Given records:
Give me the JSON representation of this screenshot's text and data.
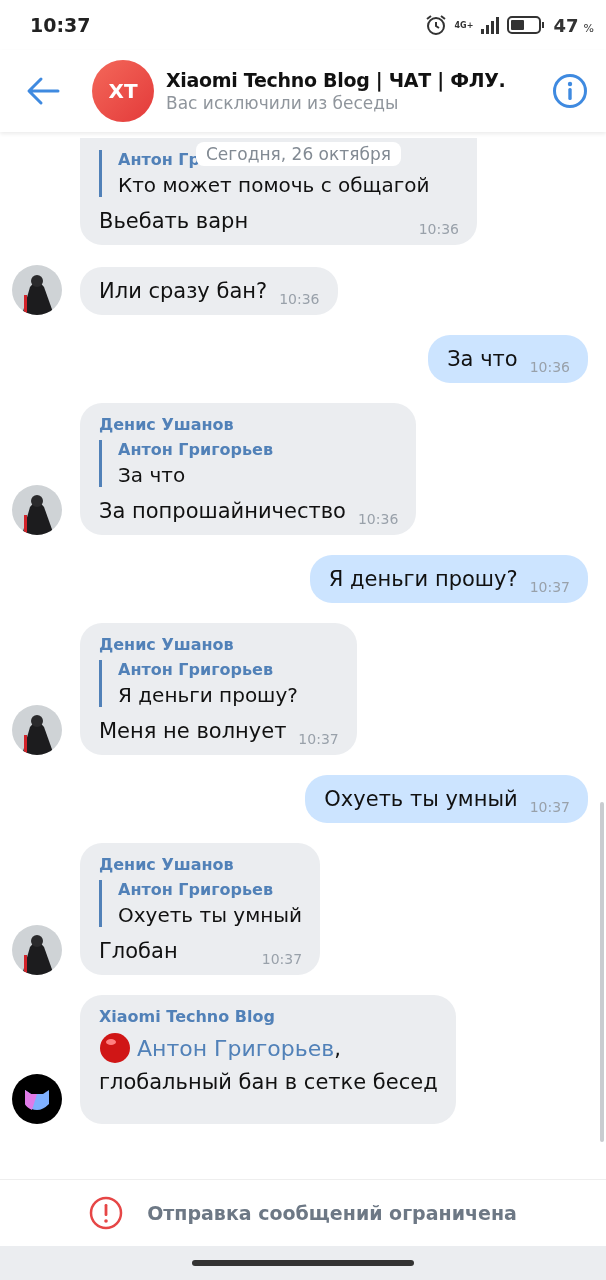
{
  "status_bar": {
    "time": "10:37",
    "network": "4G+",
    "battery": "47",
    "battery_unit": "%"
  },
  "header": {
    "avatar_initials": "XT",
    "title": "Xiaomi Techno Blog | ЧАТ | ФЛУ.",
    "subtitle": "Вас исключили из беседы"
  },
  "date_pill": "Сегодня, 26 октября",
  "messages": [
    {
      "kind": "in",
      "avatar": false,
      "reply": {
        "author": "Антон Гр",
        "text": "Кто может помочь с общагой"
      },
      "text": "Вьебать варн",
      "time": "10:36"
    },
    {
      "kind": "in",
      "avatar": true,
      "text": "Или сразу бан?",
      "time": "10:36"
    },
    {
      "kind": "out",
      "text": "За что",
      "time": "10:36"
    },
    {
      "kind": "in",
      "avatar": true,
      "sender": "Денис Ушанов",
      "reply": {
        "author": "Антон Григорьев",
        "text": "За что"
      },
      "text": "За попрошайничество",
      "time": "10:36"
    },
    {
      "kind": "out",
      "text": "Я деньги прошу?",
      "time": "10:37"
    },
    {
      "kind": "in",
      "avatar": true,
      "sender": "Денис Ушанов",
      "reply": {
        "author": "Антон Григорьев",
        "text": "Я деньги прошу?"
      },
      "text": "Меня не волнует",
      "time": "10:37"
    },
    {
      "kind": "out",
      "text": "Охуеть ты умный",
      "time": "10:37"
    },
    {
      "kind": "in",
      "avatar": true,
      "sender": "Денис Ушанов",
      "reply": {
        "author": "Антон Григорьев",
        "text": "Охуеть ты умный"
      },
      "text": "Глобан",
      "time": "10:37"
    },
    {
      "kind": "bot",
      "avatar": true,
      "sender": "Xiaomi Techno Blog",
      "mention": "Антон Григорьев",
      "after_mention": ",",
      "text": "глобальный бан в сетке бесед"
    }
  ],
  "notice": "Отправка сообщений ограничена"
}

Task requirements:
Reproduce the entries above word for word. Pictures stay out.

Your solution:
Give me the JSON representation of this screenshot's text and data.
{
  "status_bar": {
    "time": "10:37",
    "network": "4G+",
    "battery": "47",
    "battery_unit": "%"
  },
  "header": {
    "avatar_initials": "XT",
    "title": "Xiaomi Techno Blog | ЧАТ | ФЛУ.",
    "subtitle": "Вас исключили из беседы"
  },
  "date_pill": "Сегодня, 26 октября",
  "messages": [
    {
      "kind": "in",
      "avatar": false,
      "reply": {
        "author": "Антон Гр",
        "text": "Кто может помочь с общагой"
      },
      "text": "Вьебать варн",
      "time": "10:36"
    },
    {
      "kind": "in",
      "avatar": true,
      "text": "Или сразу бан?",
      "time": "10:36"
    },
    {
      "kind": "out",
      "text": "За что",
      "time": "10:36"
    },
    {
      "kind": "in",
      "avatar": true,
      "sender": "Денис Ушанов",
      "reply": {
        "author": "Антон Григорьев",
        "text": "За что"
      },
      "text": "За попрошайничество",
      "time": "10:36"
    },
    {
      "kind": "out",
      "text": "Я деньги прошу?",
      "time": "10:37"
    },
    {
      "kind": "in",
      "avatar": true,
      "sender": "Денис Ушанов",
      "reply": {
        "author": "Антон Григорьев",
        "text": "Я деньги прошу?"
      },
      "text": "Меня не волнует",
      "time": "10:37"
    },
    {
      "kind": "out",
      "text": "Охуеть ты умный",
      "time": "10:37"
    },
    {
      "kind": "in",
      "avatar": true,
      "sender": "Денис Ушанов",
      "reply": {
        "author": "Антон Григорьев",
        "text": "Охуеть ты умный"
      },
      "text": "Глобан",
      "time": "10:37"
    },
    {
      "kind": "bot",
      "avatar": true,
      "sender": "Xiaomi Techno Blog",
      "mention": "Антон Григорьев",
      "after_mention": ",",
      "text": "глобальный бан в сетке бесед"
    }
  ],
  "notice": "Отправка сообщений ограничена"
}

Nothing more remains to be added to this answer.